During MS (“EAE” in mice), a damaging protein called interleukin-17 (IL-17) is produced by immune cells in the brain. The investigators, a collaborative team of scientists from the University of Medicine and Dentistry of New Jersey and Stanford University, find that after vitamin D binds to its receptor, the receptor parks itself on the gene that encodes IL-17. By doing so, the receptor occupies a site normally reserved for a protein called NFAT, which is required to turn the gene on. The gene stays off and IL-17 levels plummet.
At the same time, the vitamin D receptor turns on another gene, whose product generates suppressive T cells that combat the destructive action of their IL-17-producing counterparts.
According to the researchers, the mechanism they identify suggests what might be a new path toward pharmaceutical treatment of MS, as well as therapies for other autoimmune diseases that might include rheumatoid arthritis, type 1 diabetes, eczema and psoriasis.
Journalists interested in interviewing Sylvia Christakos, Ph.D., should contact Rob Forman, UMDNJ Chief of News Services, at 973-972-7276 or email@example.com.
The University of Medicine and Dentistry of New Jersey (UMDNJ) is the nation’s largest free-standing public health sciences university with more than 6,000 students attending the state’s three medical schools, its only dental school, a graduate school of biomedical sciences, a school of health related professions, a school of nursing and its only school of public health on five campuses.

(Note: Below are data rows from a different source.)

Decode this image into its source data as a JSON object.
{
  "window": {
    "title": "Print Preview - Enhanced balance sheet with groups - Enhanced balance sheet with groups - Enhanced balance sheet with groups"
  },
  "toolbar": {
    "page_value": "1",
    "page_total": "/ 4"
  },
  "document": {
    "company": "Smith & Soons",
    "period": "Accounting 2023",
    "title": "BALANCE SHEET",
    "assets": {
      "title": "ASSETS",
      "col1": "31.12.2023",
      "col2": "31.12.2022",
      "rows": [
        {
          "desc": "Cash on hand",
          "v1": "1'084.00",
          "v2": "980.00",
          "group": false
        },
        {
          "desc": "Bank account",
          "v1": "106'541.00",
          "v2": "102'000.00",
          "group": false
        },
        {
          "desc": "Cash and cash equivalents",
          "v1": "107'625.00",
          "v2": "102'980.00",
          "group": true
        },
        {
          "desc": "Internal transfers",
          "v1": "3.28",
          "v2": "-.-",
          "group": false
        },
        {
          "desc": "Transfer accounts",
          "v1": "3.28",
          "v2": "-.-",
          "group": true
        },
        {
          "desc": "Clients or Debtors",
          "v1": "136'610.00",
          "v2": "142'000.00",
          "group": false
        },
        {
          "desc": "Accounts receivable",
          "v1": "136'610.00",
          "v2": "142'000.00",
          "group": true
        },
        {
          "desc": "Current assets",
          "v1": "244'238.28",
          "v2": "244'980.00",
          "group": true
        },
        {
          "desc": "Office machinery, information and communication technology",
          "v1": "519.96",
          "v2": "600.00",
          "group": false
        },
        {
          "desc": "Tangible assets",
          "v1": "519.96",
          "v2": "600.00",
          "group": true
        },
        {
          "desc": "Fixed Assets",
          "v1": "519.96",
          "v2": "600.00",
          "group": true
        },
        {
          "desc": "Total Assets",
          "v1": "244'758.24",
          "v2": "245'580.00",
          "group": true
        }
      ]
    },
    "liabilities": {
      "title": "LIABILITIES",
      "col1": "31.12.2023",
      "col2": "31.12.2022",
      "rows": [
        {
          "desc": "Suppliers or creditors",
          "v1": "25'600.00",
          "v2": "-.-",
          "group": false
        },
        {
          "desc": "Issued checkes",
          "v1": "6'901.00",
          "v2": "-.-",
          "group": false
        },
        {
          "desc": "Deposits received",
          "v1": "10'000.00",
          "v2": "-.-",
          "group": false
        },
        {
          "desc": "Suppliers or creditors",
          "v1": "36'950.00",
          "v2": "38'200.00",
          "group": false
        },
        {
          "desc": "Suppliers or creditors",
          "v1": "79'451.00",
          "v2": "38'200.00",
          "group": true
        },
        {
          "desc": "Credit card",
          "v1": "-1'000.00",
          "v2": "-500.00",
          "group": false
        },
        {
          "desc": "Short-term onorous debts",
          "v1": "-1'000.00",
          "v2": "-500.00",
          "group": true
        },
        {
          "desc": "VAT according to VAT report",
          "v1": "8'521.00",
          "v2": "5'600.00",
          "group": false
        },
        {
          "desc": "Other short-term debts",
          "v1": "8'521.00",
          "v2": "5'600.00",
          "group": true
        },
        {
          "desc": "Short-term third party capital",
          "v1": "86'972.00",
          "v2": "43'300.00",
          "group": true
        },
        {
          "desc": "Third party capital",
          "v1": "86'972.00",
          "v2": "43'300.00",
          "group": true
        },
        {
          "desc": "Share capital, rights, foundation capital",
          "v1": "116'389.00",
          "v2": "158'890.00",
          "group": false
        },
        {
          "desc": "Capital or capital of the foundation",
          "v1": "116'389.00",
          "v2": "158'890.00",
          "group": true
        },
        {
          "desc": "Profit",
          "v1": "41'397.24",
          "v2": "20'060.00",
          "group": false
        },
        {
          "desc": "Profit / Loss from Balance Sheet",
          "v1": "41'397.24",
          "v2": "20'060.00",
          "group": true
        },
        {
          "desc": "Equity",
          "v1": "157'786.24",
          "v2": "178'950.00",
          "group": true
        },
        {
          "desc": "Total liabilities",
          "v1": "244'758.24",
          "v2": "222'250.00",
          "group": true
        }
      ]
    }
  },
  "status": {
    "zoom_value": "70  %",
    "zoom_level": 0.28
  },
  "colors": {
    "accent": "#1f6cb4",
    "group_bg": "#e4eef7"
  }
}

UMDNJ operates University Hospital, a Level I Trauma Center in Newark, and University Behavioral HealthCare, which provides a continuum of healthcare services with multiple locations throughout the state.